Aug 1 2010

Stolen Books

Great works that should belong to you but don’t

Think of the great robbery teams: Butch Cassidy and the Sundance Kid…Bonnie and Clyde…Bill Clinton and Orrin Hatch?

Yes, Clinton and Hatch pulled off one of the greatest robberies of all time—stealing billions of dollars worth of cultural treasures from the public for the benefit of corporations via the Sonny Bono Copyright Term Extension Act—written by Sen. Hatch (R.-Utah) and signed into law by President Clinton in 1998. (The bill was given the name of the variety show host-turned-lawmaker after he died in a skiing accident.)



Roughly speaking, the Bono Act lengthened copyright terms by 20 years: New corporate works would be protected for 95 instead of 75 years, and works by individuals for 70 instead of 50 years after the author’s death. What’s more, it gave the same extension to works already published: For works that came out before 1978, that took them from 75 to 95 years under copyright. While before, new works would enter the public domain every year, the Bono Act legislated a 20-year dry spell for the public (“A Brief History of Copyright,” Center for History and New Media).

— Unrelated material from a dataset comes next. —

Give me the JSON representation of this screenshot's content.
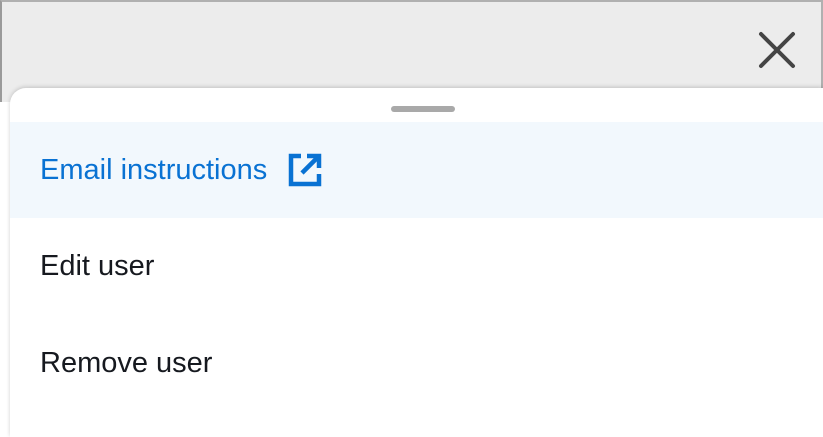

The U.S. Constitution authorizes Congress to issue copyrights and patents “for limited times” in order “to promote the progress of science and useful arts.” In other words, the point of copyright is to give creators an incentive to create (Harvard Law Review, 4/09). The Bono Act’s retroactive extensions, though, obviously couldn’t encourage the creation of more decades-old work; they served only as a gift to existing copyright holders, transferring additional rights to them that belonged to the public—with the public getting no benefit in return.

And there’s a tremendous creative loss to the public from the extreme extension of copyright. Works of art always build on what’s come before; retelling old stories in original ways is one of the chief ways that a culture sustains itself. By keeping creations locked up as private property for a century or more, the Bono Act virtually ensures that the new works that inspire artists in their formative years will never be theirs to work with freely.

What follows is a list of just some of the more prominent works of literature that ought to belong to all of us, the same way we collectively own the works of Shakespeare or Dickens or Jane Austen. All of these books—and you could easily make a similar list of plays, films or music—should be in the public domain by now but are not, thanks to Hatch and Clinton’s generosity with the public’s property.

A Lost Lady by Willa Cather, 1923

Passage to India by E.M. Forster, 1924

The Magic Mountain by Thomas Mann, 1924

The Autobiography of Mark Twain by Mark Twain, 1924

Mrs. Dalloway by Virginia Woolf, 1925

The Great Gatsby by F. Scott Fitzgerald, 1925

Gentlemen Prefer Blondes by Anita Loos, 1925

Arrowsmith by Sinclair Lewis, 1925

The Trial by Franz Kafka, 1926

The Sun Also Rises by Ernest Hemingway, 1926

Winnie the Pooh by A.A. Milne, 1926

Notes on Democracy by H.L. Mencken, 1926

Steppenwolf by Herman Hesse, 1927

The Well of Loneliness by Radclyffe Hall, 1928

The Sound and the Fury by William Faulkner, 1929

A Farewell to Arms by Ernest Hemingway, 1929

A Room of One’s Own by Virginia Woolf, 1929

Why I Am Not a Christian by Bertrand Russell, 1929

Is Sex Necessary? by E.B. White and James Thurber, 1929

All Quiet on the Western Front by Erich Maria Remarque, 1929

The Maltese Falcon by Dashiell Hammett, 1930

The Good Earth by Pearl Buck, 1931

Brave New World by Aldous Huxley, 1932

The Autobiography of Alice B. Toklas by Gertrude Stein, 1933

Miss Lonelyhearts by Nathanael West, 1933

Eimi by e.e. cummings, 1933

Lost Horizon by James Hilton, 1933

Jonah’s Gourd Vine by Zora Neale Hurston, 1934

The Ways of White Folks by Langston Hughes, 1934

The Postman Always Rings Twice by James Cain, 1934

The World As I See It by Albert Einstein, 1934

Little House on the Prairie by Laura Ingalls Wilder, 1935

For more on copyright laws and creativity, see Lawrence Lessig’s Free Culture ( and the groups Electronic Frontier Foundation ( and Public Knowledge (

Research assistance by Alex Kane.